REQUIRED ACTION: Where in the data below does the word "files" appear? Copy every line that has it.

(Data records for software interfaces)
↓
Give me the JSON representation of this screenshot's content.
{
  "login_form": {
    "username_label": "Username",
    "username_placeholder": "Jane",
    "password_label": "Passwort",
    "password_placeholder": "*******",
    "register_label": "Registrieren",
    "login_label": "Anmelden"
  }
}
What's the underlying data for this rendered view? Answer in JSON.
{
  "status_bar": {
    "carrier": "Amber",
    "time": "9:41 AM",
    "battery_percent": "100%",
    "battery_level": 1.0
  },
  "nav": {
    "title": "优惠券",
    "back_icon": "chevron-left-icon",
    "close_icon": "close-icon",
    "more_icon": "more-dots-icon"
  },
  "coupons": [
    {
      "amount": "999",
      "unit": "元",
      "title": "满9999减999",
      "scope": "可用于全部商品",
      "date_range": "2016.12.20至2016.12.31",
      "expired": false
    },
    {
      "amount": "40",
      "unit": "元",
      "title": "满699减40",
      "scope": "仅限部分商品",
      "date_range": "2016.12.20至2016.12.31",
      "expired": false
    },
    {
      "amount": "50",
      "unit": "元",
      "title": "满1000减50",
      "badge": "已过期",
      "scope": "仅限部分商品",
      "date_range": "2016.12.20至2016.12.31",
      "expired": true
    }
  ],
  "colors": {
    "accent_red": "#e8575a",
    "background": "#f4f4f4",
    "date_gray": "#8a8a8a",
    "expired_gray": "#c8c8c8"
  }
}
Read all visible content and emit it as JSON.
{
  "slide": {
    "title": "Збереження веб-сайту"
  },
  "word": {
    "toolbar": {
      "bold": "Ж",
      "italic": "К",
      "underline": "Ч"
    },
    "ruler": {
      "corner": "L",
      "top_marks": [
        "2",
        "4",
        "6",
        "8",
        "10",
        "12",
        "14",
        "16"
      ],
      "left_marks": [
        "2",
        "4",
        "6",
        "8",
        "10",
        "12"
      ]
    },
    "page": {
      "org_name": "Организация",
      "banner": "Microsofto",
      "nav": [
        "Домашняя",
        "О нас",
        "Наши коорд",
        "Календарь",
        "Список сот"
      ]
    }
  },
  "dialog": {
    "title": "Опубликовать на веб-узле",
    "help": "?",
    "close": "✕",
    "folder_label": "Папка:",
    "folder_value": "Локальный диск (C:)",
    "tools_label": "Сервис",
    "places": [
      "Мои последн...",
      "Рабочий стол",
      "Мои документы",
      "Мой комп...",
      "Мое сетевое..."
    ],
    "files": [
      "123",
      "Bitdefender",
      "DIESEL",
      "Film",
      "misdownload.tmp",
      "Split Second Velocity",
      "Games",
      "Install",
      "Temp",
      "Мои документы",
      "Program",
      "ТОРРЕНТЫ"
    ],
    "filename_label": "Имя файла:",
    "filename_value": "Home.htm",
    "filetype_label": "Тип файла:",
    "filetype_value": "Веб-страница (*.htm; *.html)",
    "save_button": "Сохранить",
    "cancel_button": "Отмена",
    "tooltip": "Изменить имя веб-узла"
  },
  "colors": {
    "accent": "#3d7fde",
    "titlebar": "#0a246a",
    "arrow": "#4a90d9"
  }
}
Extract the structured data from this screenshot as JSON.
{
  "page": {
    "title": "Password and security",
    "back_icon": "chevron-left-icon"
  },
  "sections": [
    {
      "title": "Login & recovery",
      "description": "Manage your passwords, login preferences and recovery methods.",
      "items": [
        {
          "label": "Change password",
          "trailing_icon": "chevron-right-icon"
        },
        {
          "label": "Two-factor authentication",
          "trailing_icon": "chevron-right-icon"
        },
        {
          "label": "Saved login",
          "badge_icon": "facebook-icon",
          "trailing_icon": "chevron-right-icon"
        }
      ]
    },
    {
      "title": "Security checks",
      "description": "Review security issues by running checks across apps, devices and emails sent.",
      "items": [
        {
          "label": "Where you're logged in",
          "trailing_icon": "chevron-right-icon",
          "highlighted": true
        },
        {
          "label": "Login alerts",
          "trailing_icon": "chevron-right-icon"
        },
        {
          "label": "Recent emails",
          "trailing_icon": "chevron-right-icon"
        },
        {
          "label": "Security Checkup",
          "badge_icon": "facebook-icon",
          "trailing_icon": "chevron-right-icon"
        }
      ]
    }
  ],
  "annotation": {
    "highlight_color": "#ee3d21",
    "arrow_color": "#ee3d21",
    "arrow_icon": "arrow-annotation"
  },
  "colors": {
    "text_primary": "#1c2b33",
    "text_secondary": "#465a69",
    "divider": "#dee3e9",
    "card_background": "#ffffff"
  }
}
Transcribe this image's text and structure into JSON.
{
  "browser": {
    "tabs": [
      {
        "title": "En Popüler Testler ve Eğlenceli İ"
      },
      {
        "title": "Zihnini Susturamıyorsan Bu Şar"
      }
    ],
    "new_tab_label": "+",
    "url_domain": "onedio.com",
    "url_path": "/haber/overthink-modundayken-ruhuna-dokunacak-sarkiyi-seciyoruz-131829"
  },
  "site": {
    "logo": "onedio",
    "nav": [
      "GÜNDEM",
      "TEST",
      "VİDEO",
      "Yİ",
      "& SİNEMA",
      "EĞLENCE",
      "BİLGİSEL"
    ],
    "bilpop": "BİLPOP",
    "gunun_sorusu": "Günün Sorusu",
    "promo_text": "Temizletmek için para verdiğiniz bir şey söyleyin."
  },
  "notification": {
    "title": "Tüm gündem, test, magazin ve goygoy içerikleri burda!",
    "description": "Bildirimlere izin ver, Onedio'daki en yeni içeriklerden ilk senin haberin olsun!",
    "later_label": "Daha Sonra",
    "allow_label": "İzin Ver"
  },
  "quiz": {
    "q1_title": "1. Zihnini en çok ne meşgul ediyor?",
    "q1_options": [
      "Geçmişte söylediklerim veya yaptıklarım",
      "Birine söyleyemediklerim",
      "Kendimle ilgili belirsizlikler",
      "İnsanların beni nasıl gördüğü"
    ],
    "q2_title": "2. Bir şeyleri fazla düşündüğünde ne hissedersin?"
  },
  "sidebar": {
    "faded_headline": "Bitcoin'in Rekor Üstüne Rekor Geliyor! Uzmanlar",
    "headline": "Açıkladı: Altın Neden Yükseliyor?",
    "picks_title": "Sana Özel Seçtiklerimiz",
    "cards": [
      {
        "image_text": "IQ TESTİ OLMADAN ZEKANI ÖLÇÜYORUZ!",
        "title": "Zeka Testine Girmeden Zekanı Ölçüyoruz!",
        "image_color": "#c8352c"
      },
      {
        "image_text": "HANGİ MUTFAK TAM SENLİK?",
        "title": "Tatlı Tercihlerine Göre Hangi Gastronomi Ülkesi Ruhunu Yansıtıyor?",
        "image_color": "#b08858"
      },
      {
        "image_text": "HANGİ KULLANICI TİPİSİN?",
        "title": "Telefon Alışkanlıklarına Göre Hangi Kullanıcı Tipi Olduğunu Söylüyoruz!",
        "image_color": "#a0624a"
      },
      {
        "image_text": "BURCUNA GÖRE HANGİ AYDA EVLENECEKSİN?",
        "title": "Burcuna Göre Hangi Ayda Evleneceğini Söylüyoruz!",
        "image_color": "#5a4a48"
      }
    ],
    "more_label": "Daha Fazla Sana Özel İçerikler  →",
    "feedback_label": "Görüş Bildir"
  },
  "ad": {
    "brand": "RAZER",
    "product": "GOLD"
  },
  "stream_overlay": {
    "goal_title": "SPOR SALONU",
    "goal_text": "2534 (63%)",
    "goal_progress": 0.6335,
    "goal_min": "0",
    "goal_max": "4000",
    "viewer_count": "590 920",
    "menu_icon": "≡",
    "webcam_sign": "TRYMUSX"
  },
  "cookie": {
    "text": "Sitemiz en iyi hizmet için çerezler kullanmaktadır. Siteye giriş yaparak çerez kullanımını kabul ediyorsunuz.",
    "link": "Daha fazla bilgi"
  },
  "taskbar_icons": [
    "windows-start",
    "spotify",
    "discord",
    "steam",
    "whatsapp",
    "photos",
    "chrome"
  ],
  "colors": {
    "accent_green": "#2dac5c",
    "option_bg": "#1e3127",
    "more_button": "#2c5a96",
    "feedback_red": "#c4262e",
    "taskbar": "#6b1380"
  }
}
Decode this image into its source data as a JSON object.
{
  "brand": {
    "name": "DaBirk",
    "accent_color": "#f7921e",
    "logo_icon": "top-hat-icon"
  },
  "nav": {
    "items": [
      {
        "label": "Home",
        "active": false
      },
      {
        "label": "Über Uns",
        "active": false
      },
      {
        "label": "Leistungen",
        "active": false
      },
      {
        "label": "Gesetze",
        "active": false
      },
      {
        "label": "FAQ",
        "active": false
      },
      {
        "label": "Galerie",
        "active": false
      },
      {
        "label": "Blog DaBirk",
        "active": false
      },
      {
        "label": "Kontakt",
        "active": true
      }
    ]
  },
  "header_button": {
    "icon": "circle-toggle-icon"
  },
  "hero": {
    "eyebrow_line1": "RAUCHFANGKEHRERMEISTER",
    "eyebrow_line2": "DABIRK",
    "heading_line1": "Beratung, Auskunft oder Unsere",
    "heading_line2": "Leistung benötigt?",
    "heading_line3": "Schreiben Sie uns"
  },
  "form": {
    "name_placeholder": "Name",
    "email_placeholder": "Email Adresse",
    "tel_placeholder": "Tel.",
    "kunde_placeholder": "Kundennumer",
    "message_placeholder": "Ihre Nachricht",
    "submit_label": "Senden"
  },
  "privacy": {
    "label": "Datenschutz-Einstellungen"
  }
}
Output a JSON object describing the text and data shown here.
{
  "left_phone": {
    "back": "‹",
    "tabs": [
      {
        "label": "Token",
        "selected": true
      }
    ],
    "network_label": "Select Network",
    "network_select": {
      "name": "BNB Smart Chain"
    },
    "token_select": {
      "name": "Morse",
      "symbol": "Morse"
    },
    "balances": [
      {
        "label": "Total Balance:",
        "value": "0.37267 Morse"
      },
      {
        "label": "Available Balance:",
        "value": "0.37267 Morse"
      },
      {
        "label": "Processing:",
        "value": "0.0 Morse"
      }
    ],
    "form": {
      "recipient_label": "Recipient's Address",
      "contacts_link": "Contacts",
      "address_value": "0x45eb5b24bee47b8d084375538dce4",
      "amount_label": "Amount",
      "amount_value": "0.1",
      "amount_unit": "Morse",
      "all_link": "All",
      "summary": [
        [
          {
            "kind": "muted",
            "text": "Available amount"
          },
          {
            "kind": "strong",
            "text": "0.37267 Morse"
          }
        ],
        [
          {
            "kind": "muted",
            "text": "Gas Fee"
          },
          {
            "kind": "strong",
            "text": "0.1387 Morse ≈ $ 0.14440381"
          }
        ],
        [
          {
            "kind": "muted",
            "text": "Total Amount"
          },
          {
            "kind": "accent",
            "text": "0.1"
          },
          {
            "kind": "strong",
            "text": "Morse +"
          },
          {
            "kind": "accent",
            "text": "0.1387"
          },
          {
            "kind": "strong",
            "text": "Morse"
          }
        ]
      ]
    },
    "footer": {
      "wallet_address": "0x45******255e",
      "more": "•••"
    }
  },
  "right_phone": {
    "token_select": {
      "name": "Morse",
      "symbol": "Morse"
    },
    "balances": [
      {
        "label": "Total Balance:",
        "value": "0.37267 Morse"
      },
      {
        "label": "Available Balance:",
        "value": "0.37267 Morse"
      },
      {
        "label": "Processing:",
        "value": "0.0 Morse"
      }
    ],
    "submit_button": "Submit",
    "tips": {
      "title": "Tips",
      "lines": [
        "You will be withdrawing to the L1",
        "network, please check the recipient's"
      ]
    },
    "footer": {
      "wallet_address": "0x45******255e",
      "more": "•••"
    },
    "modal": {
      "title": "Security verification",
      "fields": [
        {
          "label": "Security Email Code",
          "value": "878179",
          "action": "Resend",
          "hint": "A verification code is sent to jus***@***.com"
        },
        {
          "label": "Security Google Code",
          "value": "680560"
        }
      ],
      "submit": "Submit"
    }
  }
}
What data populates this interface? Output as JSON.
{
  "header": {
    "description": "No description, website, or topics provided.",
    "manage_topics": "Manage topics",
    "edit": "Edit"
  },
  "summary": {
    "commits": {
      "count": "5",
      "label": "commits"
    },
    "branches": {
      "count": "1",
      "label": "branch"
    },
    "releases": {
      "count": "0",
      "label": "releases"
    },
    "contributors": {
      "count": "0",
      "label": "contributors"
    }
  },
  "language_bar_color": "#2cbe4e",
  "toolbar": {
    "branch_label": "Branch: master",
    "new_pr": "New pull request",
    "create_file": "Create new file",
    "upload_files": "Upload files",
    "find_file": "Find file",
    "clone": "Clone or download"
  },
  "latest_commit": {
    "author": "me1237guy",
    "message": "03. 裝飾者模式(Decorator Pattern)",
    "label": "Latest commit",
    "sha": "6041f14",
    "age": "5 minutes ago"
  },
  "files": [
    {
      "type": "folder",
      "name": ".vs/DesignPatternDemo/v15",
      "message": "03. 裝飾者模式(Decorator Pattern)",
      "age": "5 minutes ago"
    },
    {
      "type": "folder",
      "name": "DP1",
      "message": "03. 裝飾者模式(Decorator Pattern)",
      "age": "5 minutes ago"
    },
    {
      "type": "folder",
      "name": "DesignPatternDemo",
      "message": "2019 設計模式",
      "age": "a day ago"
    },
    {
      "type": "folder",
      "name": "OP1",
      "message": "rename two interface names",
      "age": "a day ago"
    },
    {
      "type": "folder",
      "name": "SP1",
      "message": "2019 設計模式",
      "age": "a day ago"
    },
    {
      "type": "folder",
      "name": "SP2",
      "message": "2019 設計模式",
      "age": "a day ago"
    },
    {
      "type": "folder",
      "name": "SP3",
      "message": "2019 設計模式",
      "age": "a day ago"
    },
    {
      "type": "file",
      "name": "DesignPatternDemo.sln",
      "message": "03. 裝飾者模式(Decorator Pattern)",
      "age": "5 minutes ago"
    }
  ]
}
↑
WRITTEN ANSWER:
    "files": [
    "upload_files": "Upload files",
  "files": [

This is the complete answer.